    Qd5 ..Qe7
    Rd6 ..Ba6
    Rd7 ....and white's c-pawn looks unstoppable without significant losses.
  11. 13 Sep '10 21:43
    Originally posted by Marinkatomb
    Kasparov, what a player!! This game is just stupendously brilliant!!! πŸ™„

    [pgn][Event "Munich (Germany)"]
    [Site "It"]
    [Date "1994.??.??"]
    [EventDate "?"]
    [Round "?"]
    [Result "0-1"]
    [White "Vladimir Kramnik"]
    [Black "Garry Kasparov"]
    [ECO "E92"]
    [WhiteElo "?"]
    [BlackElo "?"]
    [PlyCount "78"]

    1.d4 Nf6 2.c4 g6 3.Nc3 Bg7 4.e4 d6 5.Nf3 O-O 6.Be ...[text shortened]... 5.Nxe5 Rxe3 36.Nxd7 Nh3+ 37.Kg2 Rxf1 38.Kxf1 g3 39.Kg2 Nf4+
    0-1
    [/pgn]
    12...Nxe4 sacing his Queen.

    This is why I can't study a GM game without commentary from a Master. I know he's Gary Kasparov and he won so it was sound. But as much as I try to study what follows there's no way in hell I would see this as anything but a blunder.

    Can someone explain it?
  12. Subscriber Marinkatomb
    wotagr8game
    14 Sep '10 00:08
    Originally posted by USArmyParatrooper
    12...Nxe4 sacing his Queen.

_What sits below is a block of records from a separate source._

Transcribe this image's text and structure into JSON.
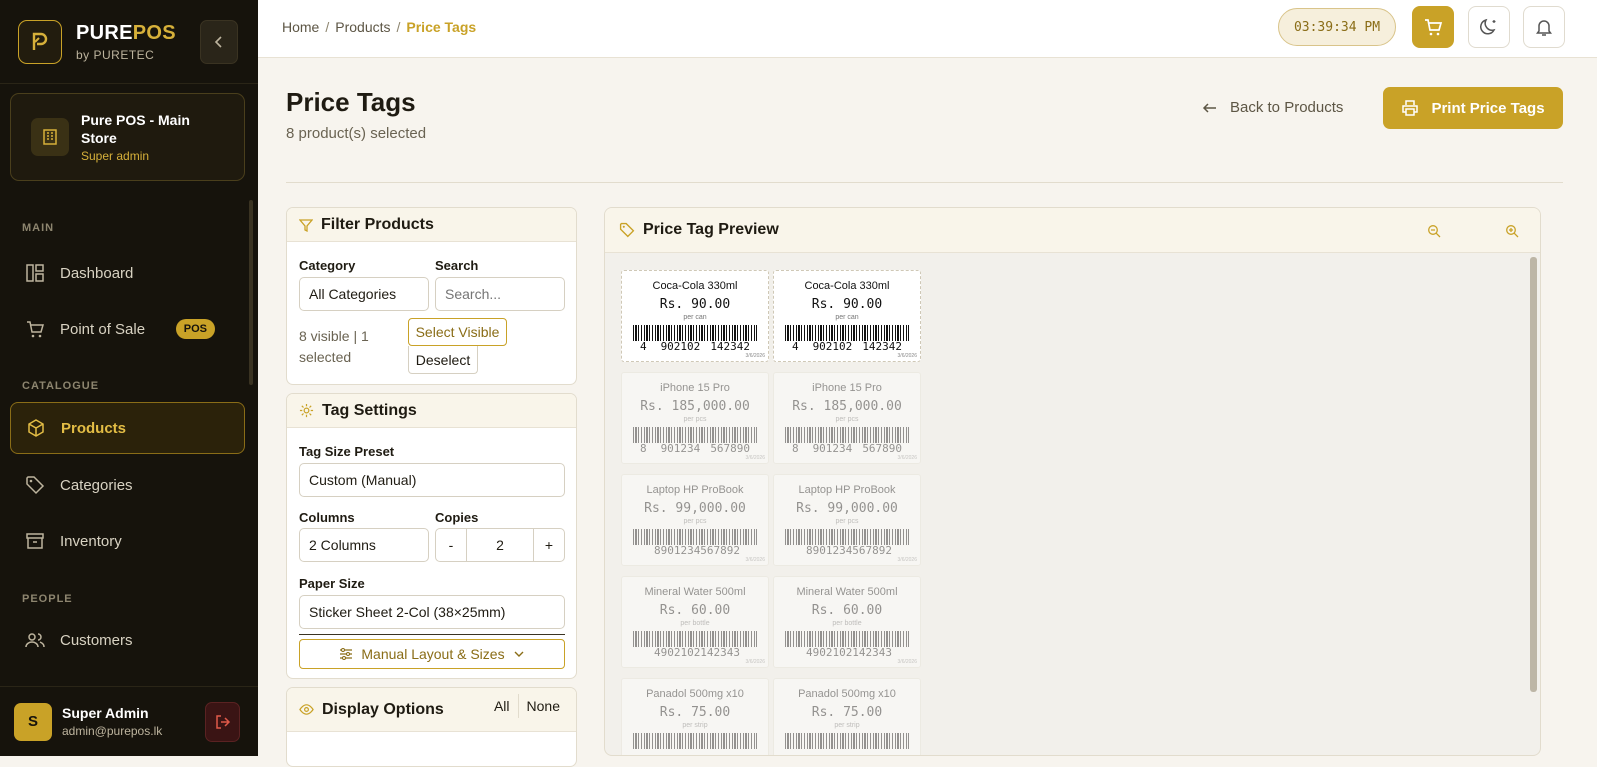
{
  "brand": {
    "name_a": "PURE",
    "name_b": "POS",
    "sub": "by PURETEC"
  },
  "store": {
    "name": "Pure POS - Main Store",
    "role": "Super admin"
  },
  "sidebar": {
    "sections": [
      "MAIN",
      "CATALOGUE",
      "PEOPLE"
    ],
    "items": [
      {
        "label": "Dashboard",
        "icon": "dashboard-icon"
      },
      {
        "label": "Point of Sale",
        "icon": "cart-icon",
        "badge": "POS"
      },
      {
        "label": "Products",
        "icon": "box-icon",
        "active": true
      },
      {
        "label": "Categories",
        "icon": "tag-icon"
      },
      {
        "label": "Inventory",
        "icon": "archive-icon"
      },
      {
        "label": "Customers",
        "icon": "users-icon"
      }
    ]
  },
  "user": {
    "initial": "S",
    "name": "Super Admin",
    "email": "admin@purepos.lk"
  },
  "breadcrumb": {
    "home": "Home",
    "products": "Products",
    "current": "Price Tags",
    "sep": "/"
  },
  "clock": "03:39:34 PM",
  "header": {
    "title": "Price Tags",
    "subtitle": "8 product(s) selected",
    "back_label": "Back to Products",
    "print_label": "Print Price Tags"
  },
  "filter": {
    "title": "Filter Products",
    "category_label": "Category",
    "category_value": "All Categories",
    "search_label": "Search",
    "search_placeholder": "Search...",
    "visible_note": "8 visible | 1 selected",
    "select_visible": "Select Visible",
    "deselect": "Deselect"
  },
  "tag_settings": {
    "title": "Tag Settings",
    "preset_label": "Tag Size Preset",
    "preset_value": "Custom (Manual)",
    "columns_label": "Columns",
    "columns_value": "2 Columns",
    "copies_label": "Copies",
    "copies_minus": "-",
    "copies_value": "2",
    "copies_plus": "+",
    "paper_label": "Paper Size",
    "paper_value": "Sticker Sheet 2-Col (38×25mm)",
    "manual_label": "Manual Layout & Sizes"
  },
  "display_options": {
    "title": "Display Options",
    "all": "All",
    "none": "None"
  },
  "preview": {
    "title": "Price Tag Preview",
    "tags": [
      {
        "name": "Coca-Cola 330ml",
        "price": "Rs. 90.00",
        "unit": "per can",
        "code_a": "4",
        "code_b": "902102",
        "code_c": "142342",
        "date": "3/6/2026",
        "dim": false
      },
      {
        "name": "iPhone 15 Pro",
        "price": "Rs. 185,000.00",
        "unit": "per pcs",
        "code_a": "8",
        "code_b": "901234",
        "code_c": "567890",
        "date": "3/6/2026",
        "dim": true
      },
      {
        "name": "Laptop HP ProBook",
        "price": "Rs. 99,000.00",
        "unit": "per pcs",
        "code_a": "",
        "code_b": "8901234567892",
        "code_c": "",
        "date": "3/6/2026",
        "dim": true
      },
      {
        "name": "Mineral Water 500ml",
        "price": "Rs. 60.00",
        "unit": "per bottle",
        "code_a": "",
        "code_b": "4902102142343",
        "code_c": "",
        "date": "3/6/2026",
        "dim": true
      },
      {
        "name": "Panadol 500mg x10",
        "price": "Rs. 75.00",
        "unit": "per strip",
        "code_a": "",
        "code_b": "",
        "code_c": "",
        "date": "",
        "dim": true
      }
    ]
  },
  "colors": {
    "accent": "#c9a227",
    "sidebar_bg": "#16130c",
    "page_bg": "#f7f4ee"
  }
}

    This is why I can't study a GM game without commentary from a Master. I know he's Gary Kasparov and he won so it was sound. But as much as I try to study what follows there's no way in hell I would see this as anything but a blunder.

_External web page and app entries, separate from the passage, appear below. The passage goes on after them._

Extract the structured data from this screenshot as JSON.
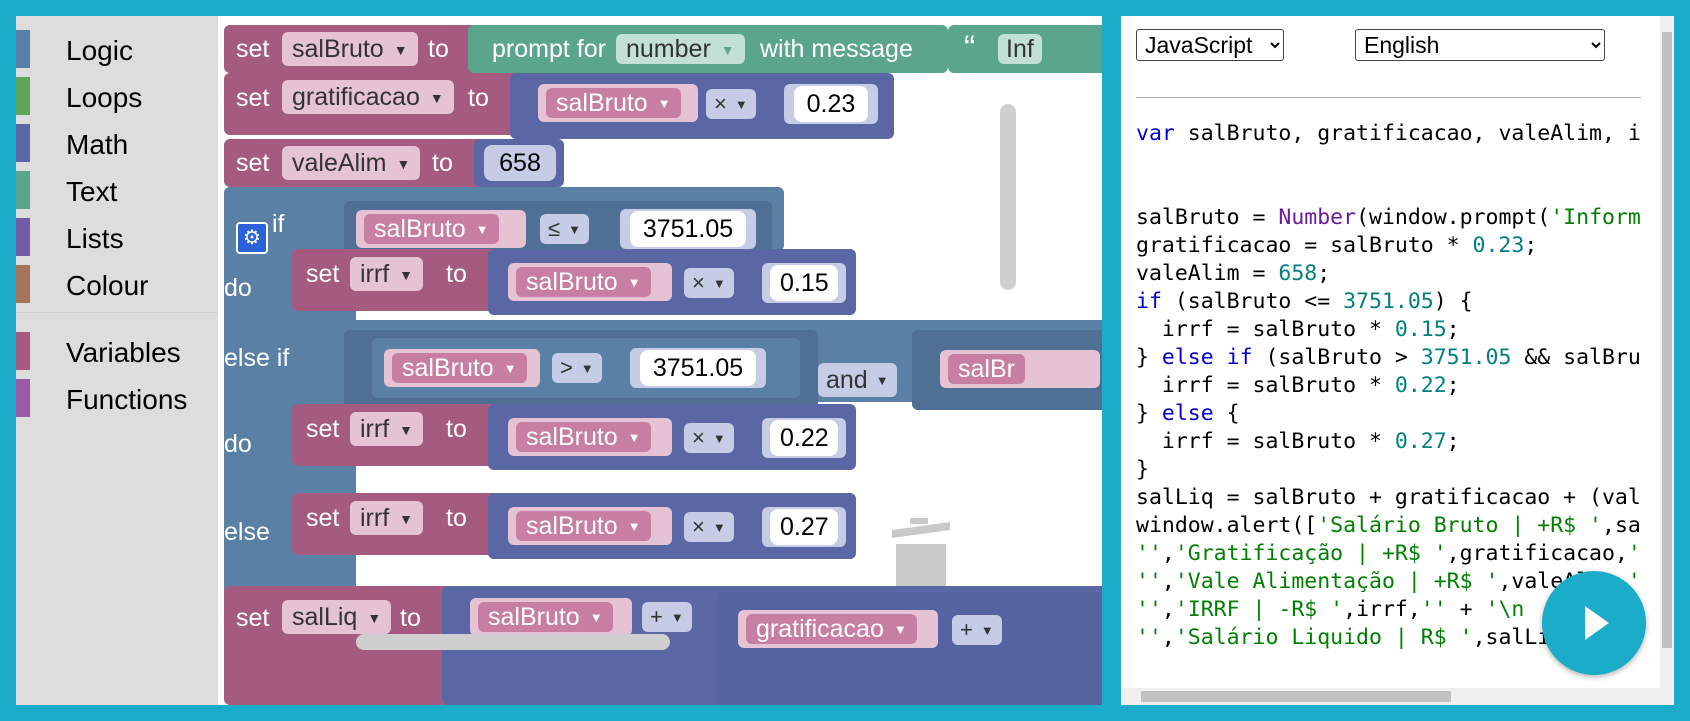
{
  "toolbox": {
    "categories": [
      {
        "label": "Logic",
        "color": "#5b80a5"
      },
      {
        "label": "Loops",
        "color": "#5ba55b"
      },
      {
        "label": "Math",
        "color": "#5b67a5"
      },
      {
        "label": "Text",
        "color": "#5ba58c"
      },
      {
        "label": "Lists",
        "color": "#745ba5"
      },
      {
        "label": "Colour",
        "color": "#a5745b"
      },
      {
        "label": "Variables",
        "color": "#a55b80"
      },
      {
        "label": "Functions",
        "color": "#995ba5"
      }
    ]
  },
  "workspace": {
    "set": "set",
    "to": "to",
    "prompt_for": "prompt for",
    "prompt_type": "number",
    "with_message": "with message",
    "quote": "“",
    "msg_start": "Inf",
    "var_salBruto": "salBruto",
    "var_gratificacao": "gratificacao",
    "var_valeAlim": "valeAlim",
    "var_irrf": "irrf",
    "var_salLiq": "salLiq",
    "op_mult": "×",
    "op_le": "≤",
    "op_gt": ">",
    "op_plus": "+",
    "and": "and",
    "val_023": "0.23",
    "val_658": "658",
    "val_375105": "3751.05",
    "val_015": "0.15",
    "val_022": "0.22",
    "val_027": "0.27",
    "if": "if",
    "do": "do",
    "else_if": "else if",
    "else": "else",
    "salBr_trunc": "salBr"
  },
  "code_panel": {
    "language": "JavaScript",
    "locale": "English",
    "lines": [
      "var salBruto, gratificacao, valeAlim, i",
      "",
      "",
      "salBruto = Number(window.prompt('Inform",
      "gratificacao = salBruto * 0.23;",
      "valeAlim = 658;",
      "if (salBruto <= 3751.05) {",
      "  irrf = salBruto * 0.15;",
      "} else if (salBruto > 3751.05 && salBru",
      "  irrf = salBruto * 0.22;",
      "} else {",
      "  irrf = salBruto * 0.27;",
      "}",
      "salLiq = salBruto + gratificacao + (val",
      "window.alert(['Salário Bruto | +R$ ',sa",
      "'','Gratificação | +R$ ',gratificacao,'",
      "'','Vale Alimentação | +R$ ',valeAlim,'",
      "'','IRRF | -R$ ',irrf,'' + '\\n",
      "'','Salário Liquido | R$ ',salLiq,''].j"
    ]
  }
}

    Can someone explain it?
    There is a video link at the top of the page...I would suggest looking at the position a couple of moves after the Queen sac though. Can you see anything interesting for white other than defence? ...Neither can i... πŸ˜‰
  13. 14 Sep '10 00:30
    Originally posted by Marinkatomb
    There is a video link at the top of the page...I would suggest looking at the position a couple of moves after the Queen sac though. Can you see anything interesting for white other than defence? ...Neither can i... πŸ˜‰
    What video link? I don't see it.
  14. Subscriber Marinkatomb
    wotagr8game
    14 Sep '10 01:47
    Originally posted by USArmyParatrooper
    What video link? I don't see it.
    YouTube
  15. 14 Sep '10 07:46
    Originally posted by USArmyParatrooper
    What video link? I don't see it.
    Clean your goggles, what was posted as the 4th response?